3. The Advisory Bodies
A nominated property is independently evaluated by two Advisory Bodies
mandated by the World Heritage Convention: the International Council on
Monuments and Sites (ICOMOS) and the International Union for Conservation of
Nature (IUCN), which respectively provide the World Heritage Committee with
evaluations of the cultural and natural sites nominated. The third Advisory
Body is the International Centre for the Study of the Preservation and
Restoration of Cultural Property (ICCROM), an intergovernmental organization
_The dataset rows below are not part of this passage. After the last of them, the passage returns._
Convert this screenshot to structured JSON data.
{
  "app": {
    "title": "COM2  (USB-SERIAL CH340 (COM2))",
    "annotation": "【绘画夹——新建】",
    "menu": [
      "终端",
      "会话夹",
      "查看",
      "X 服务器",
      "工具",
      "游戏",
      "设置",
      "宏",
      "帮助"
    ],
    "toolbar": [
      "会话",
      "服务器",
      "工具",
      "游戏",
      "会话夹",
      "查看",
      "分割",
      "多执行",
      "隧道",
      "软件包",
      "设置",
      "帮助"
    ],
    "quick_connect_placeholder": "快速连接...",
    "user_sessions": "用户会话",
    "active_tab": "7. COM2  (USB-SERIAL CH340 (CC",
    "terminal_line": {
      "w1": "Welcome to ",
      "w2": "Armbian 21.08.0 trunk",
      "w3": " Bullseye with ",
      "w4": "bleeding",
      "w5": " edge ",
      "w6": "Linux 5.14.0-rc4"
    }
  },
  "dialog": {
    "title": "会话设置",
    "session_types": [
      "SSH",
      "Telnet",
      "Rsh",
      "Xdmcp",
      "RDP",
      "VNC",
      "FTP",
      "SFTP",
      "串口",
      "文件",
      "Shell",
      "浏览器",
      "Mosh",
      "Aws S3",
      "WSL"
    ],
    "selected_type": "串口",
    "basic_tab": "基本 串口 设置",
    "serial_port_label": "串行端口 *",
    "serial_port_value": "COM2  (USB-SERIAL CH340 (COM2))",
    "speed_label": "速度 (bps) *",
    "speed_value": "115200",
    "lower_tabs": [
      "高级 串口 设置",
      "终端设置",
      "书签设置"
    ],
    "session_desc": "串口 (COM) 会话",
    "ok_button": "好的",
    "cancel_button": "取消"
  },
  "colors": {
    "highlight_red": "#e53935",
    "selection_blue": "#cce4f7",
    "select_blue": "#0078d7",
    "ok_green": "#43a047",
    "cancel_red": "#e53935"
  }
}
which provides the Committee with expert advice on conservation of cultural
sites, as well as on training activities.
4. The World Heritage Committee
Once a site has been nominated and evaluated, it is up to the
intergovernmental World Heritage Committee to make the final decision on its
inscription. Once a year, the Committee meets to decide which sites will be
inscribed on the World Heritage List. It can also defer its decision and
request further information on sites from the States Parties.
5. The Criteria for Selection
To be included on the World Heritage List, sites must be of outstanding
universal value and meet at least one out of ten selection criteria. These
criteria are explained in the Operational Guidelines for the Implementation
of the World Heritage Convention which, besides the text of the Convention,
is the main working tool on World Heritage. The criteria are regularly
revised by the Committee to reflect the evolution of the World Heritage
Until the end
of 2004, World Heritage sites were selected on the basis of six cultural and
four natural criteria. With the adoption of the revised Operational
Guidelines, only one set of ten criteria exists.